- This issue occurred so long ago, I don't know what sources were used for his children's names and birthdates. It's in the history, though. But, yeah, children's names and birthdates are expected of any comprehensive biography. — Frecklefσσt | Talk 13:43, 1 October 2009 (UTC)
Noticed he was listed as an American Atheist, could we get the reference listed, perhaps an article? -AtheistKingmcKingerson — Preceding unsigned comment added by 18.104.22.168 (talk) 08:18, 30 May 2011 (UTC)
Talk:John Carmack directs to this page, so I feel like it's appropriate to talk about it here. John Carmack currently disambigs between this and some church guy; Googling the other John Carmack's full name turns up more about the game programmer than the actual person I'm looking for. Looking at the article, the other Carmack doesn't seem notable at all. I'd really rather John Carmack go directly to the game programmers page; that is who people are looking for. Anyone agree? Chaos on the internet 04:14, 18 September 2007 (UTC)
- Agreed. John Carmack should go to the game programmer, with a small link to the other fellow. The church Carmack doesn't seem all that notable. I could even see deleting that page. He was fairly high up in the church, but he was still just an administrator. Even the page doesn't list anything that he did that was notable. Nairebis 12:20, 18 September 2007 (UTC)
- Agreed that it should just go to here with a small link to John K. Carmack. But K. Carmack was a general authority in the Church. While it sounds mundane by its title, it's pretty significant. So his article should remain. I know we're not discussing deleting his article, but just thought I'd mention it. — Frecklefσσt | Talk 14:07, 18 September 2007 (UTC)
Wolf3D for SNES not in table
Carmack did end up porting Wolfenstein 3-D to the Super Nintendo Entertainment System himself. "Masters of Doom" pg. 133 states that Burger Bill, who was contracted by id, failed to deliver. id fired him, and Carmack did the port himself. Madman420 (talk) 10:32, 13 June 2009 (UTC)

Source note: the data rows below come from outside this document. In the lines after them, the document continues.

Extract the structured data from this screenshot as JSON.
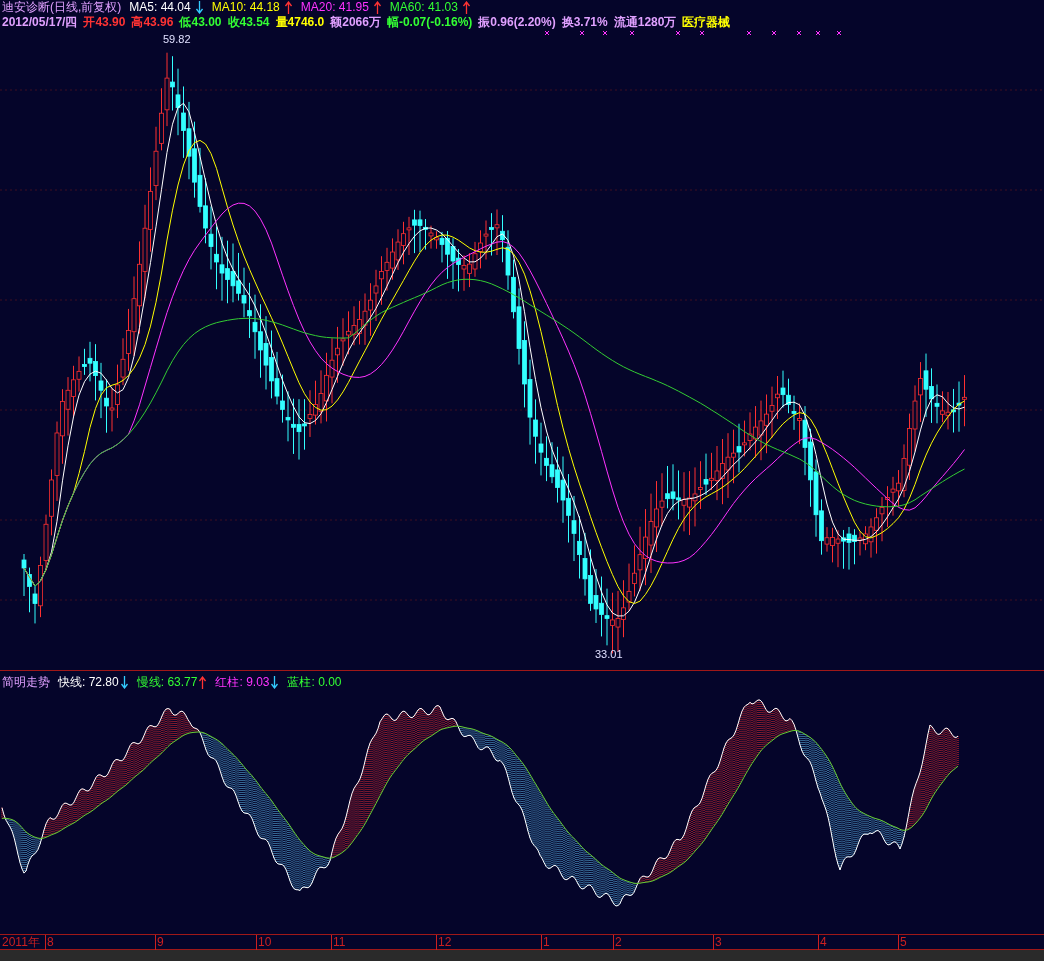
{
  "header": {
    "title": "迪安诊断(日线,前复权)",
    "ma": [
      {
        "label": "MA5:",
        "value": "44.04",
        "rising": false,
        "color": "#ffffff"
      },
      {
        "label": "MA10:",
        "value": "44.18",
        "rising": true,
        "color": "#ffff00"
      },
      {
        "label": "MA20:",
        "value": "41.95",
        "rising": true,
        "color": "#ff33ff"
      },
      {
        "label": "MA60:",
        "value": "41.03",
        "rising": true,
        "color": "#33ff33"
      }
    ]
  },
  "quote": [
    {
      "text": "2012/05/17/四",
      "color": "#e0a0ff"
    },
    {
      "text": "开43.90",
      "color": "#ff3333"
    },
    {
      "text": "高43.96",
      "color": "#ff3333"
    },
    {
      "text": "低43.00",
      "color": "#33ff33"
    },
    {
      "text": "收43.54",
      "color": "#33ff33"
    },
    {
      "text": "量4746.0",
      "color": "#ffff00"
    },
    {
      "text": "额2066万",
      "color": "#e0a0ff"
    },
    {
      "text": "幅-0.07(-0.16%)",
      "color": "#33ff33"
    },
    {
      "text": "振0.96(2.20%)",
      "color": "#e0a0ff"
    },
    {
      "text": "换3.71%",
      "color": "#e0a0ff"
    },
    {
      "text": "流通1280万",
      "color": "#e0a0ff"
    },
    {
      "text": "医疗器械",
      "color": "#ffff00"
    }
  ],
  "price_marks": {
    "high": "59.82",
    "low": "33.01"
  },
  "indicator": {
    "name": "简明走势",
    "items": [
      {
        "label": "快线:",
        "value": "72.80",
        "rising": false,
        "color": "#ffffff"
      },
      {
        "label": "慢线:",
        "value": "63.77",
        "rising": true,
        "color": "#33ff33"
      },
      {
        "label": "红柱:",
        "value": "9.03",
        "rising": false,
        "color": "#ff33ff"
      },
      {
        "label": "蓝柱:",
        "value": "0.00",
        "color": "#33ff33"
      }
    ]
  },
  "axis": {
    "year": "2011年",
    "months": [
      "8",
      "9",
      "10",
      "11",
      "12",
      "1",
      "2",
      "3",
      "4",
      "5"
    ]
  }
}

- Well, the current table doesn't list platforms, so I guess this comment was OBE. — Frεcklεfσσt | Talk 15:19, 20 October 2010 (UTC)

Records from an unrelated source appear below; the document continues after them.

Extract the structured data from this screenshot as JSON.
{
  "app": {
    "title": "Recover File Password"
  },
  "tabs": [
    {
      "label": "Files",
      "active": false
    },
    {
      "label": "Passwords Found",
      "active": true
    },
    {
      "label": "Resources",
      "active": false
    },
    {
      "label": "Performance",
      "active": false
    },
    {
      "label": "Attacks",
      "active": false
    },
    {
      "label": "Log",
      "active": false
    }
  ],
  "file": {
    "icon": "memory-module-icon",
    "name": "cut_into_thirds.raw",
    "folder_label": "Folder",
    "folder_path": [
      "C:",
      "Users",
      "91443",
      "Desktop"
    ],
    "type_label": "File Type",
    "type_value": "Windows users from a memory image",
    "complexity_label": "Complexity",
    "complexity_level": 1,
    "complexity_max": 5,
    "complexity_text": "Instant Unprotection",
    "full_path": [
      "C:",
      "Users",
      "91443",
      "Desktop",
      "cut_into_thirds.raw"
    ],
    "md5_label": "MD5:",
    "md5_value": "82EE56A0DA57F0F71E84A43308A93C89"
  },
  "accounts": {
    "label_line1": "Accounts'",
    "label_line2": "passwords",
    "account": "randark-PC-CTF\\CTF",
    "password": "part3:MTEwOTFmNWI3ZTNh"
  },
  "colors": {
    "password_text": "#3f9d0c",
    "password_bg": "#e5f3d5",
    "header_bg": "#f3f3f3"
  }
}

'Game' and 'Recognition' entries in opposing chronological orders
Wouldn't it make more sense to have both the 'gameography' list and the 'recognition' list to both be in reverse chronological order? When you're reading it, trying to track his history, it feels strange to first read his games, from latest to first, and then his achievements first to last. In my opinion, it breaks the flow of the article. I suggest reversing the chronological order og the 'recognition' list. Thoughts? --Pinkopf (talk) 15:01, 3 February 2010 (UTC)
- It's a personal preference: neither order is right or wrong. I changed the Recognition section into a sortable table so you can look at it in reverse if you prefer. — Frεcklεfσσt | Talk 16:05, 20 October 2010 (UTC)
For a while, this article stated that Carmack was located in Mesquite, Texas. Recently an anon user changed it to Heath, Texas. They stated that "appraisal records clearly state that he is located in Heath, Texas." I don't care where he really is, but we really need a ref for that fact. — Frεcklεfσσt | Talk 14:27, 29 October 2010 (UTC)
There would appear to be a number of prima facie characteristics indicating Asperger's Syndrome. Is any information on this available? — Preceding unsigned comment added by 22.214.171.124 (talk) 14:52, 22 February 2013 (UTC)
Is the name really "John D. Carmack II"?
Outside of Wikipedia I've never heard of the "D." and the "II" part of his name. What does "D." stand for? Are there any sources for this name (vs. just "John Carmack")?